  • Protect DNA from damage
  • Has anticancer properties
  • Promotes good cardiovascular health
  • Reduces inflammation
  • Improves symptoms of diabetes
  • Preserves brain function and boosts short-term memory

8 Ways To Use Huckleberries

You can substitute huckleberries in any blueberry recipe you love – use them in pancakes, muffins, fruit salads, tarts, crumbles, and other sweet treats. Just be sure to use somewhat less sugar since huckleberries are sweeter than blueberries.

1. Wild Huckleberry Jam

Yielding 10 half pint jars, this quick and simple jam recipe calls for 4 cups of huckleberries, 5 cups of sugar, 1 ¼ cups of water, and 3 ounces of liquid pectin.

Recipe from Genius Kitchen.

2. Huckleberry Cheese Pie

This take on cheese cake is made with a butter crunch crust, an inner layer of cream cheese, and topped with two cups of huckleberries.

Recipe from Taste of Home.

3. Huckleberry Vinaigrette

Top your next salad with this dressing, a combination of raw honey, red wine vinegar, olive oil, fresh huckleberries, and a pinch of salt.

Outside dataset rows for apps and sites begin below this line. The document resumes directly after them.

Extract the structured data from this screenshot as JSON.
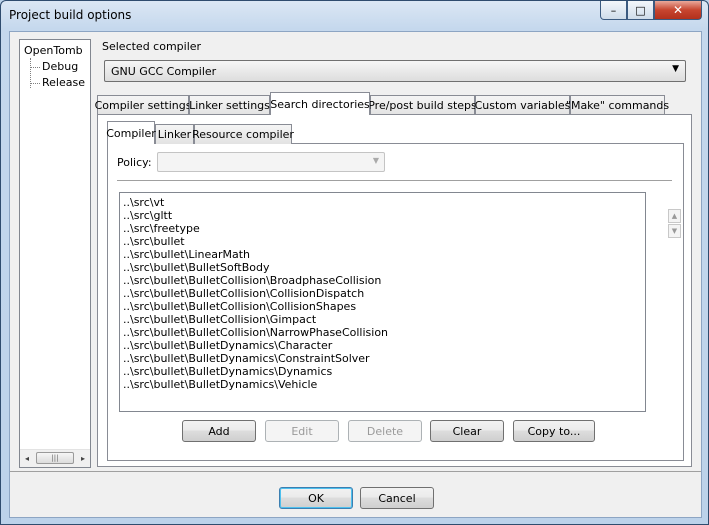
{
  "window": {
    "title": "Project build options",
    "controls": {
      "minimize": "–",
      "maximize": "□",
      "close": "✕"
    }
  },
  "tree": {
    "root": "OpenTomb",
    "children": [
      "Debug",
      "Release"
    ],
    "scroll_left": "◂",
    "scroll_right": "▸",
    "scroll_thumb": "|||"
  },
  "selected_compiler": {
    "label": "Selected compiler",
    "value": "GNU GCC Compiler",
    "arrow": "▼"
  },
  "tabs": [
    {
      "label": "Compiler settings"
    },
    {
      "label": "Linker settings"
    },
    {
      "label": "Search directories",
      "active": true
    },
    {
      "label": "Pre/post build steps"
    },
    {
      "label": "Custom variables"
    },
    {
      "label": "\"Make\" commands"
    }
  ],
  "subtabs": [
    {
      "label": "Compiler",
      "active": true
    },
    {
      "label": "Linker"
    },
    {
      "label": "Resource compiler"
    }
  ],
  "policy": {
    "label": "Policy:",
    "value": "",
    "arrow": "▼"
  },
  "directories": [
    "..\\src\\vt",
    "..\\src\\gltt",
    "..\\src\\freetype",
    "..\\src\\bullet",
    "..\\src\\bullet\\LinearMath",
    "..\\src\\bullet\\BulletSoftBody",
    "..\\src\\bullet\\BulletCollision\\BroadphaseCollision",
    "..\\src\\bullet\\BulletCollision\\CollisionDispatch",
    "..\\src\\bullet\\BulletCollision\\CollisionShapes",
    "..\\src\\bullet\\BulletCollision\\Gimpact",
    "..\\src\\bullet\\BulletCollision\\NarrowPhaseCollision",
    "..\\src\\bullet\\BulletDynamics\\Character",
    "..\\src\\bullet\\BulletDynamics\\ConstraintSolver",
    "..\\src\\bullet\\BulletDynamics\\Dynamics",
    "..\\src\\bullet\\BulletDynamics\\Vehicle"
  ],
  "move_buttons": {
    "up": "▲",
    "down": "▼"
  },
  "actions": {
    "add": "Add",
    "edit": "Edit",
    "delete": "Delete",
    "clear": "Clear",
    "copy_to": "Copy to..."
  },
  "dialog": {
    "ok": "OK",
    "cancel": "Cancel"
  }
}
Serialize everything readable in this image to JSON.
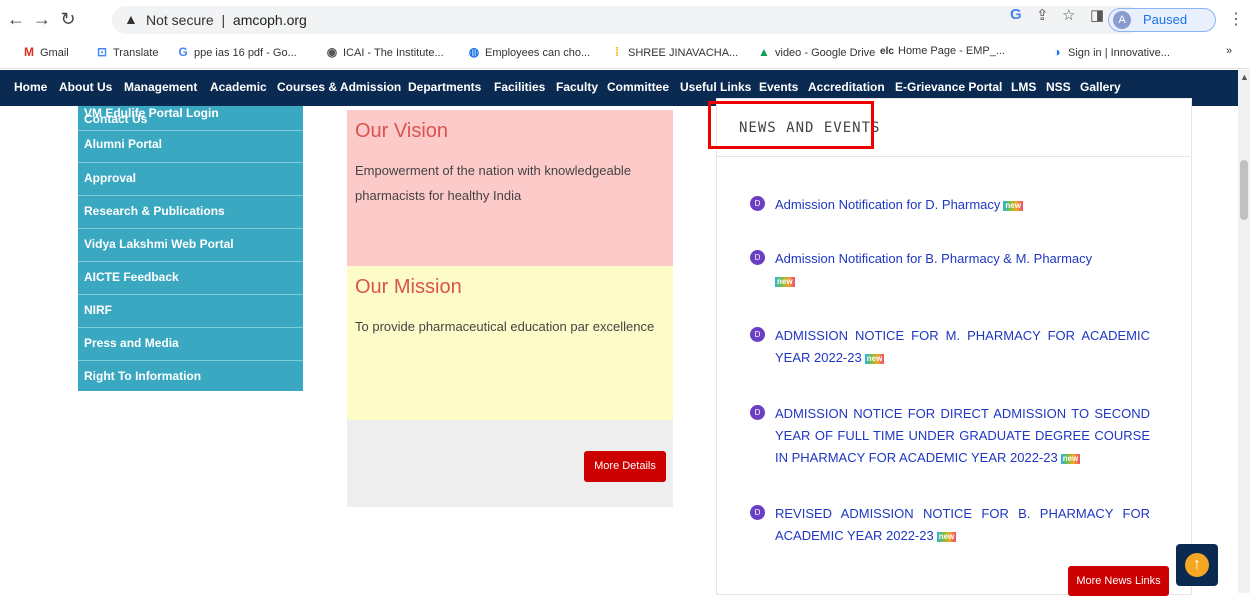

Recipe from Purely Primal.

4. Wild Huckleberry Sauce

A versatile concentrate, this huckleberry sauce can be used as a topping for cakes and ice cream, or as a flavor shot for black tea, iced tea and smoothies.

Recipe from Northwest Wild Foods.

5. Huckleberry Ice Cream

Although this recipe calls for an ice cream maker, you can use one of these techniques for ice cream sans machine.

Recipe from Country Living.

6. Huckleberry Wine

Because huckleberries strike a nice balance between tart and sweet, you can use them for making fruit wines at home.

Recipe from E.C. Kraus.

7. Huckleberry Soup

The base of this soup is composed of huckleberries, water, lemon rind, and salt. Serve it cold and finish with a sour cream topping made from cottage cheese and lemon juice.

Recipe from Big Oven.

8. Wild Huckleberry Preserves

Preserve whole huckleberries and extend their shelf life for up to one year by processing them using the water bath canning method.

Recipe from All Recipes.

About the Author


Lindsay Sheehan is a freelance researcher and writer. Armed with a degree in philosophy and a passion for knowledge, she has spent the last 15 years analyzing primary sources to disseminate useful information for various publications online and in print. Her true love, though, has always been nature and its awesome curative properties. She is particularly interested in evidence-based natural medicine, organic gardening, environmental sustainability, self-reliance, and zero waste living.

When not at the writing desk, Lindsay enjoys taking long walks in the wilderness, reading science fiction, tending her ever-expanding garden, and snuggling up with her two orange tabbies.